I was in the middle of Iraq, and I felt so much for this character that I forgot I was in a war. I was crying like a baby and trying not to show the other soldiers. I thought that was an amazing thing to do, to make someone feel that much for a character. I was inspired to try myself after that moment.

And how did you get into film school?

Chapman University’s application said that they wanted someone with life experience, and I knew I had a lot of that going in, but I had no filmmaking experience. I just thought I would take a great big leap and just put everything I can into it and learn as much as I can in those three years. I think I got my drive from my mother. I think once an idea starts churning in your head you want to go after it as ambitiously as possible.

What was the experience like when you returned to Cambodia to shoot this film?

It was a phenomenal life experience, and in terms of filmmaking too. There is such a hunger for more stories to be made about the country. Everybody involved was very passionate and was inspired by the story. For a lot of the scenes, especially set in the 1970s, all the extras lived through that, and we were hearing stories about it all on set. In that way we were able to capture these things in a way that felt authentic to them and to us. Arn Chorn-Pond plays the songwriter in the second chapter [set in 1976], and he has a novel written about him called Never Fall Down [a National Book Award nominee]. He’d lived through the Killing Fields as a child and had lost his brothers and his family. He’d been adopted to the States but went back to Cambodia to find all the lost musicians and to continue to create their music. So the story we were making was deep within his soul.

How did the Cambodia Town Film Festival come about?

One of the things we wanted to do was to build this community of filmmakers who wanted to tell Cambodia stories. The idea was to give them a platform but also allow us to support each other. That’s how I met [co-director] Sok Visal, because he was making feature films and music videos. There is something over there that is growing, and it’s a real privilege to be part of that. There’s a lot of interest now in Cambodian and Cambodian-American content, so we’re excited by that.

Is the Cambodian community in the U.S. being affected by the current political climate, given so many people are refugees or the children of refugees?

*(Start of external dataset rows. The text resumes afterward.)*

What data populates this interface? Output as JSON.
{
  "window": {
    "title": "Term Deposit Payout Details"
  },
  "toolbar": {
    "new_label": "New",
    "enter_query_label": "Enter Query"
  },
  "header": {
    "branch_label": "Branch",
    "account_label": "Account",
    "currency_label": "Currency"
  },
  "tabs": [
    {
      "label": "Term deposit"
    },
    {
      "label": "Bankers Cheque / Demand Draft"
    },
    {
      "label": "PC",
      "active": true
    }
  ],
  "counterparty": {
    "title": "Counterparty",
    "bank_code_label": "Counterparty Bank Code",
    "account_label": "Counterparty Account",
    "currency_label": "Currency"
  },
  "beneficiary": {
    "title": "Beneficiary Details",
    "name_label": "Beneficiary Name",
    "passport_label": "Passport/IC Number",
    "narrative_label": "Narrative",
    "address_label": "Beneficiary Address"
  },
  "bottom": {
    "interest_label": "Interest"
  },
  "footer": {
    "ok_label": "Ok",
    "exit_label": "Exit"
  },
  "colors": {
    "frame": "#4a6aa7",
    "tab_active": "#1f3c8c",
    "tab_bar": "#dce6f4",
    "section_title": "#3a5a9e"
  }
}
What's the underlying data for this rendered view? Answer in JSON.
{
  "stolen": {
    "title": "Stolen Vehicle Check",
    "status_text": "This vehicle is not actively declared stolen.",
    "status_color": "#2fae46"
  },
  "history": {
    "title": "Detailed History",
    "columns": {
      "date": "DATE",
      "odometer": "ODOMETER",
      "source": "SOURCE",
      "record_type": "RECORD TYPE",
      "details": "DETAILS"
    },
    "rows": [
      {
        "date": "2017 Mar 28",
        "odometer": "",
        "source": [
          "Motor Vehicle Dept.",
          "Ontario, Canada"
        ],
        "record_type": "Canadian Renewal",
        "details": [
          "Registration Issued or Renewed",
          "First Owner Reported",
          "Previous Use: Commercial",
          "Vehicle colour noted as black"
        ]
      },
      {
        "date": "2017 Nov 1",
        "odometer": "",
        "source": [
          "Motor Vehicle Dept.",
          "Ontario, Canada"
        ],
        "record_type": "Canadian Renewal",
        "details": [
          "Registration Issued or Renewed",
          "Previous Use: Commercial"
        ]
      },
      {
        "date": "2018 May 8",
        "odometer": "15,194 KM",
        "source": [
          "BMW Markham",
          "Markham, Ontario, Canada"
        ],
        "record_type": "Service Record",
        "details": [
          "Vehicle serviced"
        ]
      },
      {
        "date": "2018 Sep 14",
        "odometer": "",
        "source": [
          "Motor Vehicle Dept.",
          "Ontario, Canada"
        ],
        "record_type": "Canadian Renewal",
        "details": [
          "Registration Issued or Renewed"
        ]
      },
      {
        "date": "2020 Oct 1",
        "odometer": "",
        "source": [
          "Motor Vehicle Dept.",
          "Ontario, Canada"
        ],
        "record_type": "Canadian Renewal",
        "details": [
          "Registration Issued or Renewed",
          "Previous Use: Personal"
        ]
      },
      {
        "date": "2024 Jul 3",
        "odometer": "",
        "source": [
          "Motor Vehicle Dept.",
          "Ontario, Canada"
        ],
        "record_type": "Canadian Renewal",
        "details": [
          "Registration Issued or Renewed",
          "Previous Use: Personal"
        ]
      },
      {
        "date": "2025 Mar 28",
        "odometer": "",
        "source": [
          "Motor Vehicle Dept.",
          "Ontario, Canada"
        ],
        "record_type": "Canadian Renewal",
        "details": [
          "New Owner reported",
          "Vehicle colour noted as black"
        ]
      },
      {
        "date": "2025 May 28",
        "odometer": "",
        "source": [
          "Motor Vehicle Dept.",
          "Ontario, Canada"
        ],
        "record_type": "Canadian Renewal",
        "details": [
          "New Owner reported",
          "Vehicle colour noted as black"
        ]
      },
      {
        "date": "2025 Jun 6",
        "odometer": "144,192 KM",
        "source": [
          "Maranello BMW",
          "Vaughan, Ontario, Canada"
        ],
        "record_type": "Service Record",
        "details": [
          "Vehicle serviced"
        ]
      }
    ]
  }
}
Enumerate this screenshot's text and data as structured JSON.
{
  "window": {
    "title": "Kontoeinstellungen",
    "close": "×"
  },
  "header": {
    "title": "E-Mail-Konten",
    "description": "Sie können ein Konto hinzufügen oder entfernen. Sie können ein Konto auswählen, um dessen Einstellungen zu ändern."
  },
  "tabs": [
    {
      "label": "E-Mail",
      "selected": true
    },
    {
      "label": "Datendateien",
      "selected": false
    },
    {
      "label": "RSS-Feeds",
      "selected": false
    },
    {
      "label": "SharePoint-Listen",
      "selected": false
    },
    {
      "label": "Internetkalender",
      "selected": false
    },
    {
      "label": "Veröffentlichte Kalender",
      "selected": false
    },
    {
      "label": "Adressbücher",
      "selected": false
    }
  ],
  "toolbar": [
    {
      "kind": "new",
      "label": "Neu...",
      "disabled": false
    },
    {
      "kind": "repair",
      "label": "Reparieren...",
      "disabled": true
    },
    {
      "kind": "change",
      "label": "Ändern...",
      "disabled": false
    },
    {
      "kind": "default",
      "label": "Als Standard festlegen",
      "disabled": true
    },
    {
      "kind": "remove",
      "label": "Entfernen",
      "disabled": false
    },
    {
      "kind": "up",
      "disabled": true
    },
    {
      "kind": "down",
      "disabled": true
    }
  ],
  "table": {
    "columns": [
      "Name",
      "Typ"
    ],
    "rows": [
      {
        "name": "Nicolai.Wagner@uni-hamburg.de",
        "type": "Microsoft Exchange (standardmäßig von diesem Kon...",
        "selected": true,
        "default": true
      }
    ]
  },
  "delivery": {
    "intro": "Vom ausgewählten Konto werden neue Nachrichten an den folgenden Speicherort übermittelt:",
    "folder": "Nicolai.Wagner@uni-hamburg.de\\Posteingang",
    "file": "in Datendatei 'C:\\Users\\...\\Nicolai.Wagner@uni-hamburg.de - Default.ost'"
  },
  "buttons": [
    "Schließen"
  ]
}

My community is deeply affected by it. There’s been a crackdown in terms of the extradition of people who have served time back to Cambodia. The community is fighting hard against that. We have to understand that the refugees who arrived here in Long Beach in 1979 to 1981 were here under different political circumstances than we have now. There are people who are being sent back now who have never been back. It’s a challenge for the community.